__Exercise requirements__.
The answer should consist of each line from the data below that includes "issue".

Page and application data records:
######

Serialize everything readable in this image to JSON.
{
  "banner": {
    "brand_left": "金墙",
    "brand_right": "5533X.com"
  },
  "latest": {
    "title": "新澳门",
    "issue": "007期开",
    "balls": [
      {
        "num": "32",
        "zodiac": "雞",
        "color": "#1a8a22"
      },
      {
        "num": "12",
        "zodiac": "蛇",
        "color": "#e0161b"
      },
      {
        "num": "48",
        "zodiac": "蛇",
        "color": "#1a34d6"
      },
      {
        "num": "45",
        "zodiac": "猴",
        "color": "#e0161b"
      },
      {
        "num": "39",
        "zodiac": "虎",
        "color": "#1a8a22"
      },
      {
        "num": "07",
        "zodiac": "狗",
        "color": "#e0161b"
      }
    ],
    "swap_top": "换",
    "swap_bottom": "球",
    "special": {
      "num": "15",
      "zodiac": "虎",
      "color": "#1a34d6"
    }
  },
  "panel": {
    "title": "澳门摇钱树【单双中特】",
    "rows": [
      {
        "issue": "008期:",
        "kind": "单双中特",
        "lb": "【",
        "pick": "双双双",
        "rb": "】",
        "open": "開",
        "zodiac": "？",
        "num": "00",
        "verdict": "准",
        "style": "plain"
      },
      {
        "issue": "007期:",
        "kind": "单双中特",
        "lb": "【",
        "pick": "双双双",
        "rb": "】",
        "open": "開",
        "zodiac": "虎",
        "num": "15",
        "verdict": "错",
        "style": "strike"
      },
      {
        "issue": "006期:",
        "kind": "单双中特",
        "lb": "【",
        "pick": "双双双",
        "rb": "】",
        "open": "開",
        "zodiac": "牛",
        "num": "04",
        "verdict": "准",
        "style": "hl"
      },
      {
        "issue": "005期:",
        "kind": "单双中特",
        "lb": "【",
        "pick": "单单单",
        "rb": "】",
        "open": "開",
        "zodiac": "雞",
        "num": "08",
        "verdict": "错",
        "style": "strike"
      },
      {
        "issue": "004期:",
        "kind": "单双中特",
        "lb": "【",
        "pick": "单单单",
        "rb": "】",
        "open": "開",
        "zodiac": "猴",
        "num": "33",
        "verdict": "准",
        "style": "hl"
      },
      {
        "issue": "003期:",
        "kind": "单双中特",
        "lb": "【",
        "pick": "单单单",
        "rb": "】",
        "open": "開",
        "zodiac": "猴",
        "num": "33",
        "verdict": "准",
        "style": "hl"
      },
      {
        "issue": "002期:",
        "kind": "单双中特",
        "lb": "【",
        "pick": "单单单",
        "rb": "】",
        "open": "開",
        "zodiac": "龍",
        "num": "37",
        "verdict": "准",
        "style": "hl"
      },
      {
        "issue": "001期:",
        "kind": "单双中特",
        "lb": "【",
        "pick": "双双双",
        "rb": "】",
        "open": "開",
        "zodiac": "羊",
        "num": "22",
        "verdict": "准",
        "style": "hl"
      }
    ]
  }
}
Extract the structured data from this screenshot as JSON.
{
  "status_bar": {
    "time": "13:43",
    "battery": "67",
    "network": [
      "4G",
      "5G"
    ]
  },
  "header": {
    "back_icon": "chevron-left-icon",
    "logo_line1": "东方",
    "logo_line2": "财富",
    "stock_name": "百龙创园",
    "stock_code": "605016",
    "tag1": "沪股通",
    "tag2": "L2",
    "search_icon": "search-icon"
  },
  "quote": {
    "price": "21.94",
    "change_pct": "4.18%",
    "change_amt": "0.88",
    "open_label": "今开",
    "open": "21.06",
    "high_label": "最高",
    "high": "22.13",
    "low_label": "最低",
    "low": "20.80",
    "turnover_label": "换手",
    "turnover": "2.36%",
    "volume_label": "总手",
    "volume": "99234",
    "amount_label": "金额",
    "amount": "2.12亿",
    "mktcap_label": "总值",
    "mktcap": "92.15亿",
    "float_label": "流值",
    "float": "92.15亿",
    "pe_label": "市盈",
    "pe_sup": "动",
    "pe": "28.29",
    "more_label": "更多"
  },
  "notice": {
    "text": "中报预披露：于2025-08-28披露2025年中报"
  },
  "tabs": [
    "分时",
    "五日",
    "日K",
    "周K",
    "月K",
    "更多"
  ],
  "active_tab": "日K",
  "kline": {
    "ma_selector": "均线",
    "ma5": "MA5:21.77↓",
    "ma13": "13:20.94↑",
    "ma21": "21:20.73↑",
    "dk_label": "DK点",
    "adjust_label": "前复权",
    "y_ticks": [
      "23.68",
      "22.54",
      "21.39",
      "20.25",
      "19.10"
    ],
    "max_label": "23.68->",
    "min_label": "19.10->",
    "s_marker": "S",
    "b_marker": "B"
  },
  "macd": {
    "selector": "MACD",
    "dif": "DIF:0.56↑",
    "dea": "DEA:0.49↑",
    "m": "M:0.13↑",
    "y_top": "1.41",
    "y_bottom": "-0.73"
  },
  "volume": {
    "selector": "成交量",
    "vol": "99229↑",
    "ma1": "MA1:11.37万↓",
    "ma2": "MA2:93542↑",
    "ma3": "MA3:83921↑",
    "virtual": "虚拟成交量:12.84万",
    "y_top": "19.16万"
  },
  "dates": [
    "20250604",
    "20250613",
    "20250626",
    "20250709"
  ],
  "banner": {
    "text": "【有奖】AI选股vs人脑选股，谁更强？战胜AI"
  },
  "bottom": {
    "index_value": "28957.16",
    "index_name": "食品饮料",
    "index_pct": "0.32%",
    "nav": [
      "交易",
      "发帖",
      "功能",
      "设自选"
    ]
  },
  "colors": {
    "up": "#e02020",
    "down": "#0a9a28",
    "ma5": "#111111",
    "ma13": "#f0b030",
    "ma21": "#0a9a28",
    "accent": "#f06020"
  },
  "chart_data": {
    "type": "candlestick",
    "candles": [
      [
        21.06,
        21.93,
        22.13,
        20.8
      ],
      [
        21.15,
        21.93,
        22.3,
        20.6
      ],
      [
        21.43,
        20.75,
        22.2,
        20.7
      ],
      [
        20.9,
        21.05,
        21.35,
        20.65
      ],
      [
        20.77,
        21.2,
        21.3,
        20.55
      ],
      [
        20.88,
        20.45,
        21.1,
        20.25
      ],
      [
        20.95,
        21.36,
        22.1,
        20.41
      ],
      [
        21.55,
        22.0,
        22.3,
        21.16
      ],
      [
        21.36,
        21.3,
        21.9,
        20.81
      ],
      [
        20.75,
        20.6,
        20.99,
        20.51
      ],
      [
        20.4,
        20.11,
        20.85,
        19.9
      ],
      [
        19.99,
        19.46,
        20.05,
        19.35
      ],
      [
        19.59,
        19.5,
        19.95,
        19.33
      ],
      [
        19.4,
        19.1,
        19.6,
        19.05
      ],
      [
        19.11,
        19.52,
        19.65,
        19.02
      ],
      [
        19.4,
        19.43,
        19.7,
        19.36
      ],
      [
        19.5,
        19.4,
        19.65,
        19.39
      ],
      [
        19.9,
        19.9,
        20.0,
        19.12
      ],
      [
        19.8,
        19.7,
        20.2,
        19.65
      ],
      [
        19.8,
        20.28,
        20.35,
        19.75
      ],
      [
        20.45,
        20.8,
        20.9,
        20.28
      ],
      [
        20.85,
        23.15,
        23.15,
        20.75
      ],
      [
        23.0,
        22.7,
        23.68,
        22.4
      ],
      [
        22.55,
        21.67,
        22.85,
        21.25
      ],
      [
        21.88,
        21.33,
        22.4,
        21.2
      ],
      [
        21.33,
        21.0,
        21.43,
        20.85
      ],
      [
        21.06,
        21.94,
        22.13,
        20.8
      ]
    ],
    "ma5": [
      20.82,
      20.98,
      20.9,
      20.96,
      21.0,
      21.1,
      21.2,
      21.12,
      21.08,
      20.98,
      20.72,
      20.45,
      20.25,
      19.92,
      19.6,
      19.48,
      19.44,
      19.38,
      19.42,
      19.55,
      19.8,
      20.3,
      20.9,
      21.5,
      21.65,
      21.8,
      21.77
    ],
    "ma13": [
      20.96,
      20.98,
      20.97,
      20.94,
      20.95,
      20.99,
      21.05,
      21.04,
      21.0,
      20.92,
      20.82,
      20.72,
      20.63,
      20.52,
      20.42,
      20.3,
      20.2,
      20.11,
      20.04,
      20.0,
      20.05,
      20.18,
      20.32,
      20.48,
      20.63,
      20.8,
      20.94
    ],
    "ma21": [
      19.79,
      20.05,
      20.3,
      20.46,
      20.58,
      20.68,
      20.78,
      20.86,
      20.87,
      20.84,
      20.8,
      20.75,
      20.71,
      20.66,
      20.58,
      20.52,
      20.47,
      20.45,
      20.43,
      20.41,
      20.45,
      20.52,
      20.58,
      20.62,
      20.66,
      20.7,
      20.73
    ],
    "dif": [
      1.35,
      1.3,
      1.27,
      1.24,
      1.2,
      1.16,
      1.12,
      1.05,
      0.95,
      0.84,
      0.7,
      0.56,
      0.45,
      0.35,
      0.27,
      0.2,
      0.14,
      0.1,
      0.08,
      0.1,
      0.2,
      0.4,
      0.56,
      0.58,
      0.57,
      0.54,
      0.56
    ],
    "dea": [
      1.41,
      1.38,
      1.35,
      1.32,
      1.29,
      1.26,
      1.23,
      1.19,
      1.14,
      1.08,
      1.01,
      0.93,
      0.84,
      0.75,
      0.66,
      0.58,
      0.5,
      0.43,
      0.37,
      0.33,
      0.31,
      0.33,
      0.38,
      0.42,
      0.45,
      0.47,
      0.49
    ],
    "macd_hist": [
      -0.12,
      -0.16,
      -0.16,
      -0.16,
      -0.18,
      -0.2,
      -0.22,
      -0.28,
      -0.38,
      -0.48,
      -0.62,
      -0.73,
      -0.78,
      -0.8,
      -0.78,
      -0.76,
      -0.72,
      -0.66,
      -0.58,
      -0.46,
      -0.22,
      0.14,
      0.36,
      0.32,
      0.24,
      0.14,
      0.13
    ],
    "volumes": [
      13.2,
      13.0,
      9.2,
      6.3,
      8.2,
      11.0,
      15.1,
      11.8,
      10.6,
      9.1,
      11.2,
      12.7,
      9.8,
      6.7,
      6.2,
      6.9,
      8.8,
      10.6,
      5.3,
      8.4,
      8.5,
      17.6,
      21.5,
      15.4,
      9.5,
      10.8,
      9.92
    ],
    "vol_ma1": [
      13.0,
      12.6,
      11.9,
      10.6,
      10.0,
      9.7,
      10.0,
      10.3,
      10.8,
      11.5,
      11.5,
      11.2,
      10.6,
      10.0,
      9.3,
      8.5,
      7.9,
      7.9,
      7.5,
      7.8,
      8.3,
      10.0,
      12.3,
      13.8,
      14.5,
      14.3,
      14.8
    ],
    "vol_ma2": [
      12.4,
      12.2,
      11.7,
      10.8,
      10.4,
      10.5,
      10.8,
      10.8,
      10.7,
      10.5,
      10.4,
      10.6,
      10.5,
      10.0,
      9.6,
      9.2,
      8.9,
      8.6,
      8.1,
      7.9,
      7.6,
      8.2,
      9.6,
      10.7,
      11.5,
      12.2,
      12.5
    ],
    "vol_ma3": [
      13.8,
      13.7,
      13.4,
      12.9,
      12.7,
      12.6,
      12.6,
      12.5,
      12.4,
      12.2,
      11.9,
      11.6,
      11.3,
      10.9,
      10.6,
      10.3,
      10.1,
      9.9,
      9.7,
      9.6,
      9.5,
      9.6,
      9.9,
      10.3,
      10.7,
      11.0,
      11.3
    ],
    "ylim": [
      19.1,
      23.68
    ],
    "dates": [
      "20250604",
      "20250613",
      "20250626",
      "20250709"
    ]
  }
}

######

__Exercise output__.
    "issue": "007期开",
        "issue": "008期:",
        "issue": "007期:",
        "issue": "006期:",
        "issue": "005期:",
        "issue": "004期:",
        "issue": "003期:",
        "issue": "002期:",
        "issue": "001期:",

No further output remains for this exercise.